Lithium batteries are the main driving force in the current electrification of Europe's roads. The world's leading producer of these cells, from South Korea, is collaborating with the Czech branch of the logistics company DB Schenker in the distribution of these batteries to European car manufacturers, with DB Schenker in charge of their customs clearance, storage and subsequent distribution to automotive plants in neighbouring countries.
Future development scenarios predict that by 2030, there will be more than 130 million electric cars on roads around the world. This will inevitably lead to high demand for batteries or their cells, which are already a supply chain challenge owing to their special storage and transport requirements. Since last spring DB Schenker's logistics terminals have enabled the storage and logistics of lithium-ion cells in electric vehicle factories across Central Europe.
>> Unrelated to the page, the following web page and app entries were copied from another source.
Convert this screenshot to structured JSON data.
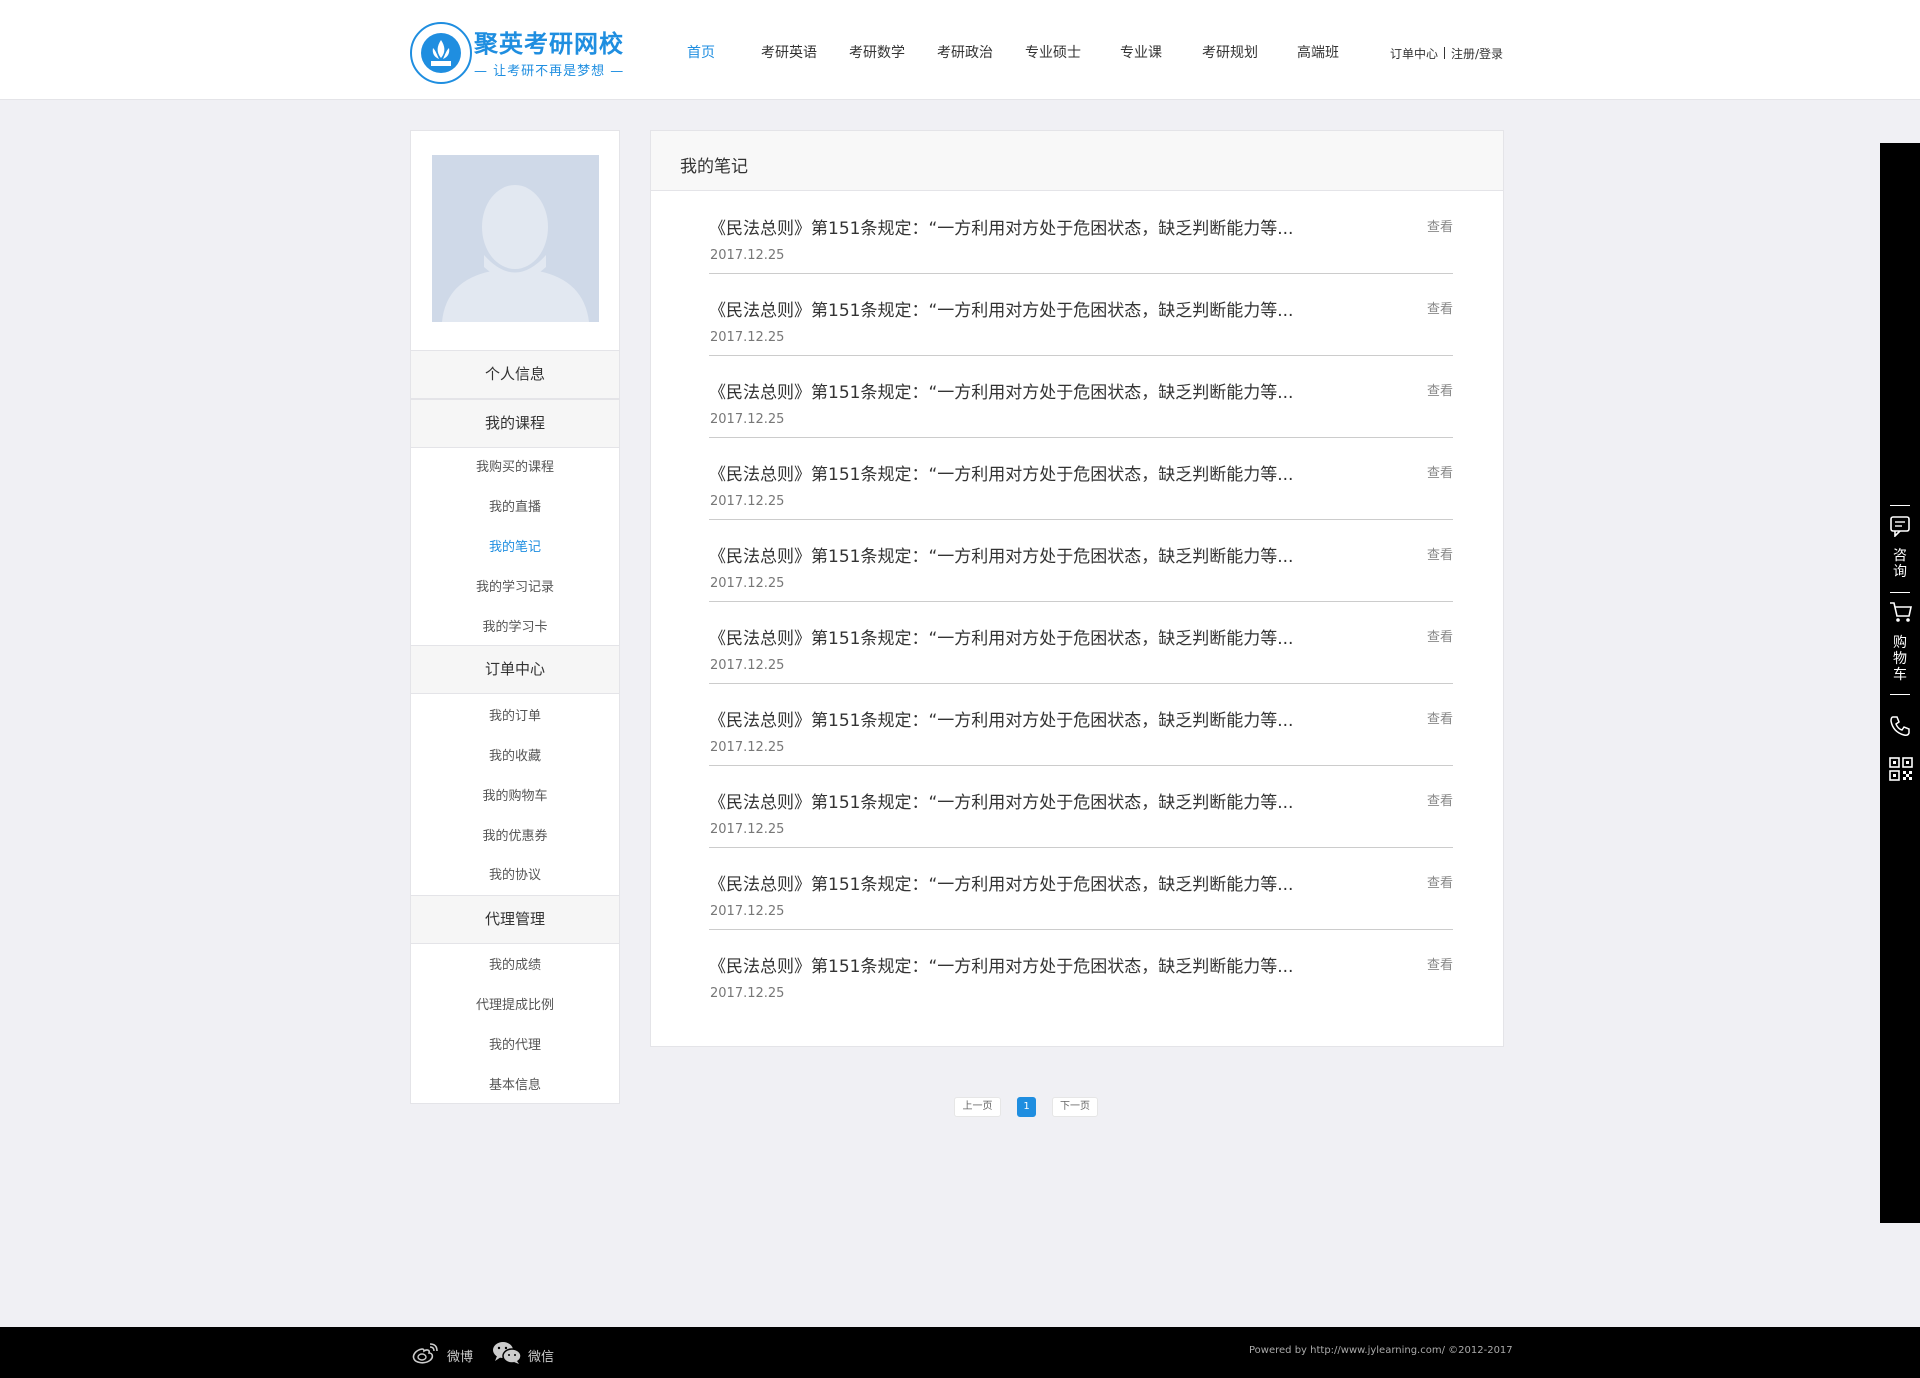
{
  "brand": {
    "name": "聚英考研网校",
    "slogan": "— 让考研不再是梦想 —",
    "accent_color": "#1f8ee0"
  },
  "nav": {
    "items": [
      {
        "label": "首页",
        "active": true
      },
      {
        "label": "考研英语"
      },
      {
        "label": "考研数学"
      },
      {
        "label": "考研政治"
      },
      {
        "label": "专业硕士"
      },
      {
        "label": "专业课"
      },
      {
        "label": "考研规划"
      },
      {
        "label": "高端班"
      }
    ],
    "order_center": "订单中心",
    "login": "注册/登录"
  },
  "sidebar": {
    "avatar_icon": "default-user-avatar",
    "sections": [
      {
        "heading": "个人信息",
        "links": []
      },
      {
        "heading": "我的课程",
        "links": [
          "我购买的课程",
          "我的直播",
          "我的笔记",
          "我的学习记录",
          "我的学习卡"
        ]
      },
      {
        "heading": "订单中心",
        "links": [
          "我的订单",
          "我的收藏",
          "我的购物车",
          "我的优惠券",
          "我的协议"
        ]
      },
      {
        "heading": "代理管理",
        "links": [
          "我的成绩",
          "代理提成比例",
          "我的代理",
          "基本信息"
        ]
      }
    ],
    "active_link": "我的笔记"
  },
  "main": {
    "title": "我的笔记",
    "view_label": "查看",
    "notes": [
      {
        "title": "《民法总则》第151条规定：“一方利用对方处于危困状态，缺乏判断能力等...",
        "date": "2017.12.25"
      },
      {
        "title": "《民法总则》第151条规定：“一方利用对方处于危困状态，缺乏判断能力等...",
        "date": "2017.12.25"
      },
      {
        "title": "《民法总则》第151条规定：“一方利用对方处于危困状态，缺乏判断能力等...",
        "date": "2017.12.25"
      },
      {
        "title": "《民法总则》第151条规定：“一方利用对方处于危困状态，缺乏判断能力等...",
        "date": "2017.12.25"
      },
      {
        "title": "《民法总则》第151条规定：“一方利用对方处于危困状态，缺乏判断能力等...",
        "date": "2017.12.25"
      },
      {
        "title": "《民法总则》第151条规定：“一方利用对方处于危困状态，缺乏判断能力等...",
        "date": "2017.12.25"
      },
      {
        "title": "《民法总则》第151条规定：“一方利用对方处于危困状态，缺乏判断能力等...",
        "date": "2017.12.25"
      },
      {
        "title": "《民法总则》第151条规定：“一方利用对方处于危困状态，缺乏判断能力等...",
        "date": "2017.12.25"
      },
      {
        "title": "《民法总则》第151条规定：“一方利用对方处于危困状态，缺乏判断能力等...",
        "date": "2017.12.25"
      },
      {
        "title": "《民法总则》第151条规定：“一方利用对方处于危困状态，缺乏判断能力等...",
        "date": "2017.12.25"
      }
    ]
  },
  "pagination": {
    "prev": "上一页",
    "current": "1",
    "next": "下一页"
  },
  "toolbar": {
    "consult": "咨询",
    "cart": "购物车",
    "icons": [
      "chat-icon",
      "cart-icon",
      "phone-icon",
      "qrcode-icon"
    ]
  },
  "footer": {
    "weibo": "微博",
    "wechat": "微信",
    "copyright": "Powered by http://www.jylearning.com/ ©2012-2017"
  }
}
"Last year alone, our warehouses in Ústí nad Labem, Pardubice and Mnichovo Hradiště handled around 50,000 pallets of lithium cells for leading European carmakers worth a total value of over 500 billion crowns," says Pavel Gorčica, Director of transportation operations at DB Schenker.
Batteries or battery cells are subject to stringent transport and storage requirements according to the European ADR standard. DB Schenker always stores this type of goods in accordance with the environmental standards, separate from other potentially flammable goods in dry and well-ventilated premises. Lithium-ion cells are charged to a maximum of 30% of their capacity during transport. They are stored on plates in aluminium transport packaging on plastic returnable pallets and are always carried on roads in temperature-controlled trucks. The cells are then installed in battery boxes, which then power electric cars produced by carmakers such as Jaguar Land Rover, Kia, Volkswagen, Hyundai and Daimler.
DB Schenker's plays a crucial role in this process - it receives cells shipped from factories in South Korea, China or Hungary and subsequently distributes them securely to electric vehicle plants in Central Europe, such as the Daimler plant in the German town of Kamenz and the Mercedes-Benz battery plant in the town of Jawor near Wrocław, Poland. The reusable transport packaging is then shipped via Czech warehouses by sea back to South Korea and China.
One major challenge from a operational point of view is to distinguish between customs and non-customs consignments. "In administrative terms it is more difficult for a logistics company to distinguish between non-customs shipments from Hungary and those we receive on ships from Asia. However, this proved to be a huge operational advantage for the client during the blockage of the Suez Canal, as the factory in Komárom was able to continue to supply carmakers and they did not have to interrupt production,” adds Martin Bodlák, manager of the DB Schenker logistics centre in Mnichovo Hradiště.
DB Schenker has been further specialising in the storage and transport of lithium batteries for two years now. Battery logistics calls for some extremely complex processes, as car batteries are classified as hazardous goods that require special transport and storage conditions.